++++ Supplied data ++++

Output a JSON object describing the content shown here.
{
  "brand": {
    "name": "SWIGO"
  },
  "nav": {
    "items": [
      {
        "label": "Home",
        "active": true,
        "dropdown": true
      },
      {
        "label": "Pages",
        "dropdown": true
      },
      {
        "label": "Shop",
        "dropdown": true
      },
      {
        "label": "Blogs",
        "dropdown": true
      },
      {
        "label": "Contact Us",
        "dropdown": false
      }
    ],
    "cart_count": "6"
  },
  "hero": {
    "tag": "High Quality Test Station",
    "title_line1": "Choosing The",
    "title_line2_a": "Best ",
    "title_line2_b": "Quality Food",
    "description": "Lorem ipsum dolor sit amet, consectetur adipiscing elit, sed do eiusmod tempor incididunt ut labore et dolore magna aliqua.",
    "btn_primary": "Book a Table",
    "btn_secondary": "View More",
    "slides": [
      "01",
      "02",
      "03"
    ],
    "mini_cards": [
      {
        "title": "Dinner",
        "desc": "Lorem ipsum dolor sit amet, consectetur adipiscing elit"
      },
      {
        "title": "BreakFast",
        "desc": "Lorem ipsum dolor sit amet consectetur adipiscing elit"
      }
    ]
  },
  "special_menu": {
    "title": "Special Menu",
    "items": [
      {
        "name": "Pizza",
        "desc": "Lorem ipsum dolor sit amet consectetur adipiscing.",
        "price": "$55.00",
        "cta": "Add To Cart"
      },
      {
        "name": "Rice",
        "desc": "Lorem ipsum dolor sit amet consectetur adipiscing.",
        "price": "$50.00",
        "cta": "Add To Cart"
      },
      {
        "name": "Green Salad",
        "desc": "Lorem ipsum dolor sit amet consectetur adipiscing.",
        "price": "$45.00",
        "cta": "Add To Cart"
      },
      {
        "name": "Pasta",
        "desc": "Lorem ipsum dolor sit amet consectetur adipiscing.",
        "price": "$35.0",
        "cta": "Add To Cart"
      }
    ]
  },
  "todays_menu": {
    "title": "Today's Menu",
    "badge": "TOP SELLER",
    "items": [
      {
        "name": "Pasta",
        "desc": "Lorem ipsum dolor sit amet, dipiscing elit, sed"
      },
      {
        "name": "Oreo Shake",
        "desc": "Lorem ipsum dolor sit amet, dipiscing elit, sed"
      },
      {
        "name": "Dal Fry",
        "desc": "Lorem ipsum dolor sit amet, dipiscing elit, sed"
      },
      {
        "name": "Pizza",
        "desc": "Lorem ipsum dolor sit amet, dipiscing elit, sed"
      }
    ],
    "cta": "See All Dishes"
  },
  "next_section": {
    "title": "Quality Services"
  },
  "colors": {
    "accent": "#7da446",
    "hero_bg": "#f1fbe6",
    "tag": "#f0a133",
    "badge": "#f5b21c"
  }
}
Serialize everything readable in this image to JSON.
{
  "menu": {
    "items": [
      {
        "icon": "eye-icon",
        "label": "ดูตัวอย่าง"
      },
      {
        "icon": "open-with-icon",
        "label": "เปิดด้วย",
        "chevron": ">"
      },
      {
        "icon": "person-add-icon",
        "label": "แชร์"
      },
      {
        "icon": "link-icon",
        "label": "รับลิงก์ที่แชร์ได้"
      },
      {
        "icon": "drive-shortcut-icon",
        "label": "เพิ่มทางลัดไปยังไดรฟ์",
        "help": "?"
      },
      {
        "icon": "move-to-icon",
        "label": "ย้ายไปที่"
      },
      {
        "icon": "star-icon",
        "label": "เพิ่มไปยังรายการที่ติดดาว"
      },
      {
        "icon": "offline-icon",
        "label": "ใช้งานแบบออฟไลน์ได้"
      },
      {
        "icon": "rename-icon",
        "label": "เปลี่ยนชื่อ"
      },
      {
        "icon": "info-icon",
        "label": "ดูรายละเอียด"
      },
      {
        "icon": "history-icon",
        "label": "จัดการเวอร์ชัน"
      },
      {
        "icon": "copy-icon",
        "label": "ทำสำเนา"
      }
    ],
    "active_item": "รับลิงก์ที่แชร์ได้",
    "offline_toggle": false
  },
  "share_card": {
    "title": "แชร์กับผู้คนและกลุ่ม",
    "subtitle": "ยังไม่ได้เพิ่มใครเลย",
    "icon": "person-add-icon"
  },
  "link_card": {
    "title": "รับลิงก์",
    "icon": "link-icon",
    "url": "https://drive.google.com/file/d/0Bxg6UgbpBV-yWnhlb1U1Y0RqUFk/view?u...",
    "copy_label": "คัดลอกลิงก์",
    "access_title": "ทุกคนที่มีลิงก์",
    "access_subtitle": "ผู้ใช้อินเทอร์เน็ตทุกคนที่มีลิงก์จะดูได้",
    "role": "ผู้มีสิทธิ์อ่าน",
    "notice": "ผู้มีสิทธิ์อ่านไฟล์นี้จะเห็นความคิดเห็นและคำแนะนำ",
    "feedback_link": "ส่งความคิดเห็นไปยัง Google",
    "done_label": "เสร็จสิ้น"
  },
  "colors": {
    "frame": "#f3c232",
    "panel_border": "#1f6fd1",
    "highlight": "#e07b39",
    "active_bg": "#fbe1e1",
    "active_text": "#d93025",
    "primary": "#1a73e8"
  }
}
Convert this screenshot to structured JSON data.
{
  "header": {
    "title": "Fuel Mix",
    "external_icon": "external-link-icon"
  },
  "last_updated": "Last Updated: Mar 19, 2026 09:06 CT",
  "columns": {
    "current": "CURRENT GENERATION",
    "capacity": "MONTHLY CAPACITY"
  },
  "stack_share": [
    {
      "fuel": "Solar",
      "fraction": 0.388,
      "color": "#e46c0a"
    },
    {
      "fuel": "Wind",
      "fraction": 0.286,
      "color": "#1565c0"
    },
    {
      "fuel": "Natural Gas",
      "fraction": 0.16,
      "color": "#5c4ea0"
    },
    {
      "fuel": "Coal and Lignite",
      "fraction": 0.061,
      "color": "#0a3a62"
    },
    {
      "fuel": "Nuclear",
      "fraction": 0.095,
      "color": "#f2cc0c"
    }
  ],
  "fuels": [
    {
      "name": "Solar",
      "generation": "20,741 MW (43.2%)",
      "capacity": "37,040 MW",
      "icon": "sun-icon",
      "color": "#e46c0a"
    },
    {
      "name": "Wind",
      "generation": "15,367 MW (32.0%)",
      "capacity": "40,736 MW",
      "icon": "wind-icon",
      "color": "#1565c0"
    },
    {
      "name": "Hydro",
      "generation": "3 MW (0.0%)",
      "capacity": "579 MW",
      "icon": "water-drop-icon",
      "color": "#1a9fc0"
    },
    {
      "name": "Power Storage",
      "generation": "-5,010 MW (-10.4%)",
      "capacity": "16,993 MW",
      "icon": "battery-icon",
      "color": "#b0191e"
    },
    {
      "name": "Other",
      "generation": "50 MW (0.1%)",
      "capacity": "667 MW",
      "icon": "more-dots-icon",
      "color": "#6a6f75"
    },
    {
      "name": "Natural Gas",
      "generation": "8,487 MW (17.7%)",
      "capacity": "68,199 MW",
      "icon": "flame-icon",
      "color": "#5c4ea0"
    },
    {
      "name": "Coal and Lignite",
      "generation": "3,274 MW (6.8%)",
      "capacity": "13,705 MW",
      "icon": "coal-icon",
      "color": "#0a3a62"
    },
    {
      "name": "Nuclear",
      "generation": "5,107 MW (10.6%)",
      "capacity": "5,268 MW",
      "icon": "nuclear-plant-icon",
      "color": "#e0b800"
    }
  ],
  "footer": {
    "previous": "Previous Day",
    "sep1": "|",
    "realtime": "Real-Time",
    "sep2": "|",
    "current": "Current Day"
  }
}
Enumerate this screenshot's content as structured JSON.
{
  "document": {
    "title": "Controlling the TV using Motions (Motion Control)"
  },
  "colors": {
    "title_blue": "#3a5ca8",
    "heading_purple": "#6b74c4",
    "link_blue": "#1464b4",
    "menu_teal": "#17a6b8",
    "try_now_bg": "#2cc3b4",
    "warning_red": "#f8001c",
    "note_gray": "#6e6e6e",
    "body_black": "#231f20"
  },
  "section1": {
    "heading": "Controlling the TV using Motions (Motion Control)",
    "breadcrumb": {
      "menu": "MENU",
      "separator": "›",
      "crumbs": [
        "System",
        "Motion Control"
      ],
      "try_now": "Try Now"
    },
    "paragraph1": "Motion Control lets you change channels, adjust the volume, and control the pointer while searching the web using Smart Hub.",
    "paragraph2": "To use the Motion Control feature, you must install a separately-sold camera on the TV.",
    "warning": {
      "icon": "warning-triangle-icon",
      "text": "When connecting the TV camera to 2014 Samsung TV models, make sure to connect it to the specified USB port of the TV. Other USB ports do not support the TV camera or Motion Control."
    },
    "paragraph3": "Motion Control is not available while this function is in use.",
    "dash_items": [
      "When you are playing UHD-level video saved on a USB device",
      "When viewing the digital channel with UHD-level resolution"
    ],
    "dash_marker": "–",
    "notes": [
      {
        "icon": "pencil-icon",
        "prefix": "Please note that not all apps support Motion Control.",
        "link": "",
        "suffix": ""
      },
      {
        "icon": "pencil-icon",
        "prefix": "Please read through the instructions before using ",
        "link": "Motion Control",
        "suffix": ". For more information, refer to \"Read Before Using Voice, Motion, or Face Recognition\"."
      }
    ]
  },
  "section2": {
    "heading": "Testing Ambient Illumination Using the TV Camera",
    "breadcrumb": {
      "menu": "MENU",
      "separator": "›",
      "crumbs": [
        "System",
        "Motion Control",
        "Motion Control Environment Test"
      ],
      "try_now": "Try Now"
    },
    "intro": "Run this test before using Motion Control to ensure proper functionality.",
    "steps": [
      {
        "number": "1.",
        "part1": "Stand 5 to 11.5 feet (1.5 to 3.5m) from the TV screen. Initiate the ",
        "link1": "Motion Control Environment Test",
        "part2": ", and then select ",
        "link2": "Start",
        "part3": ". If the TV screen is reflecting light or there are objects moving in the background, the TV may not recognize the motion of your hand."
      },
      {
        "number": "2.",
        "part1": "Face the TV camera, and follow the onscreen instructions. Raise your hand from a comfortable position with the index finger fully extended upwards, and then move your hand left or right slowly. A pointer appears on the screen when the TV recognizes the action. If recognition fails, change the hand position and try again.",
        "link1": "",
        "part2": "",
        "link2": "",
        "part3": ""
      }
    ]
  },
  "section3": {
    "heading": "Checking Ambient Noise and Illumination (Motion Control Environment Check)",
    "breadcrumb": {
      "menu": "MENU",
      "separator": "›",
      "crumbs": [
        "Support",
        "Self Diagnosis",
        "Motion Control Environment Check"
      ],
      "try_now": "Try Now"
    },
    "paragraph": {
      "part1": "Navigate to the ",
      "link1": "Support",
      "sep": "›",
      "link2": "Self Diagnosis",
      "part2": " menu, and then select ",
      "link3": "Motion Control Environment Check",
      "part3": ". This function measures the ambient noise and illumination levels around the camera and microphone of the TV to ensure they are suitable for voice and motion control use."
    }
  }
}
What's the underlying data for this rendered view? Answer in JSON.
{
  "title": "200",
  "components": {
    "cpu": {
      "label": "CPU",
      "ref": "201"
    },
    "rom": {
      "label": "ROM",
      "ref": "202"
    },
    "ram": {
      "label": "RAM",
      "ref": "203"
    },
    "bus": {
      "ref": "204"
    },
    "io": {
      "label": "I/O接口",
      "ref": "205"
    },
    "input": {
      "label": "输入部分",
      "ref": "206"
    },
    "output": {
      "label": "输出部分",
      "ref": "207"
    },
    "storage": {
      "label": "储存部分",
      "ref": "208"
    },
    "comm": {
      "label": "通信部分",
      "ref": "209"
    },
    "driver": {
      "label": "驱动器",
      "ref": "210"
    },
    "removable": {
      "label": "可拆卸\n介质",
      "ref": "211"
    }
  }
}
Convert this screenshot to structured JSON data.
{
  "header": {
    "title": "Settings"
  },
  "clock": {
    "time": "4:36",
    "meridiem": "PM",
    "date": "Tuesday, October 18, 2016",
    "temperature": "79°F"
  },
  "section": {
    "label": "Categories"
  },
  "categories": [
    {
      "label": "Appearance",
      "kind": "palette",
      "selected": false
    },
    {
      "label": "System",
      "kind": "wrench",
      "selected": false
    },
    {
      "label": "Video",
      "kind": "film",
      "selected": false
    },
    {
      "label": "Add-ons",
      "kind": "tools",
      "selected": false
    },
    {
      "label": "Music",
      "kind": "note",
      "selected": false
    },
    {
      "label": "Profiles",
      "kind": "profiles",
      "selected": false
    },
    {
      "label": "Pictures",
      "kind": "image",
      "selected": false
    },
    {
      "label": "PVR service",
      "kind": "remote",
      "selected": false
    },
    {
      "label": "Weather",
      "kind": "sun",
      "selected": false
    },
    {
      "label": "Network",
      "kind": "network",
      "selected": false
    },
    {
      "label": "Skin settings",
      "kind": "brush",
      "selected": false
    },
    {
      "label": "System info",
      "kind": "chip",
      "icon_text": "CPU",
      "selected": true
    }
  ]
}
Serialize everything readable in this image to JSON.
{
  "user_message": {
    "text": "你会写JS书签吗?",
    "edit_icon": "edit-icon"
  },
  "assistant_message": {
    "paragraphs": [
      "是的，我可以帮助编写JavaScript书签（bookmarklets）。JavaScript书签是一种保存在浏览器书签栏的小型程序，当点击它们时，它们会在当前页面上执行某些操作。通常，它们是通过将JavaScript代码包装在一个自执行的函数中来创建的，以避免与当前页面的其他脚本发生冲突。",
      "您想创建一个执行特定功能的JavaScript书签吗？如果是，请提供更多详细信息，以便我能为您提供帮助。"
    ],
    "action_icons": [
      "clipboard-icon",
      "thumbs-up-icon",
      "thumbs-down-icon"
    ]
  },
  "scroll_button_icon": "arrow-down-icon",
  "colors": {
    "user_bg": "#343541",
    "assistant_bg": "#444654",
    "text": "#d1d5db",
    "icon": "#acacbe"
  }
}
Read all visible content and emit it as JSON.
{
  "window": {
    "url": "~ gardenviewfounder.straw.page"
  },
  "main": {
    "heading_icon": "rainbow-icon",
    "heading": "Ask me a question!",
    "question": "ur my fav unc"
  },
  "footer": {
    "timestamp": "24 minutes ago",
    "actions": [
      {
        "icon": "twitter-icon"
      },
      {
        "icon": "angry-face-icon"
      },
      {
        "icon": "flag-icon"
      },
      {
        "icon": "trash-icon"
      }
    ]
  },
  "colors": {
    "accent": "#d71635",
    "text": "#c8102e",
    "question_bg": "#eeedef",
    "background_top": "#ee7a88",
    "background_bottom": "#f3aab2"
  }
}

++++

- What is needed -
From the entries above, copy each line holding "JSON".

- Your response -
Output a JSON object describing the content shown here.
Serialize everything readable in this image to JSON.
Convert this screenshot to structured JSON data.
Enumerate this screenshot's content as structured JSON.
What's the underlying data for this rendered view? Answer in JSON.
Convert this screenshot to structured JSON data.
Serialize everything readable in this image to JSON.
Read all visible content and emit it as JSON.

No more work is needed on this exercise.